Thursday, August 23, 2012

Retractions, while sometimes necessary, are never as good as the real thing

Since starting this blog, I've become quite the fan of the website Retraction Watch.

One of the more interesting ongoing stories has been the number of retractions from Dipak Das, the UCONN researcher who faces massive misconduct charges for fabricating data in his research about the health benefits of red wine.

His current retraction count stands at 13 papers, with 145 counts of misconduct being investigated.

While the role of his work in the field is contested, one can't debate that his results were widely reported and certainly helped with the public perception that red wine is good for you.  Thus, I found it interesting that Jezebel was running an article at the same time about the further proof that red wine is good for you.  In the background they mention some of the studies that Das did, that have since been retracted.  Not that this is necessarily their fault....recently it was found that only a quarter of retracted articles in online databases carry a retraction notice, and this drops to 5% if you look at downloadable PDFs.

People have complained about this with newspapers for years....large headlines, little tiny retractions...but with the ever increasing retraction rate and the centrality of the internet, this is liable to get worse before it gets better.


  1. Wait a minute.

    Is that the source of all those "red wine is good for you" news stories over the past decade?

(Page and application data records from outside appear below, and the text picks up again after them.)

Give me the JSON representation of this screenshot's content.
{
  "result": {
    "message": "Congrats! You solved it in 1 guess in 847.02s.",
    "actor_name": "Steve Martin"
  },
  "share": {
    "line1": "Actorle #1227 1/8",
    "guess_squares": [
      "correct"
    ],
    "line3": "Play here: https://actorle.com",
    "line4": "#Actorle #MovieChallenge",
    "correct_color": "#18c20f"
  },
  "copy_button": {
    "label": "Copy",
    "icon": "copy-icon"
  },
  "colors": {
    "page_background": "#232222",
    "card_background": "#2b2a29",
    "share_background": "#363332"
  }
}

  2. Speaking of retractions -- check this out from a recent posting on Atlantic Online. Made me think of you and this post.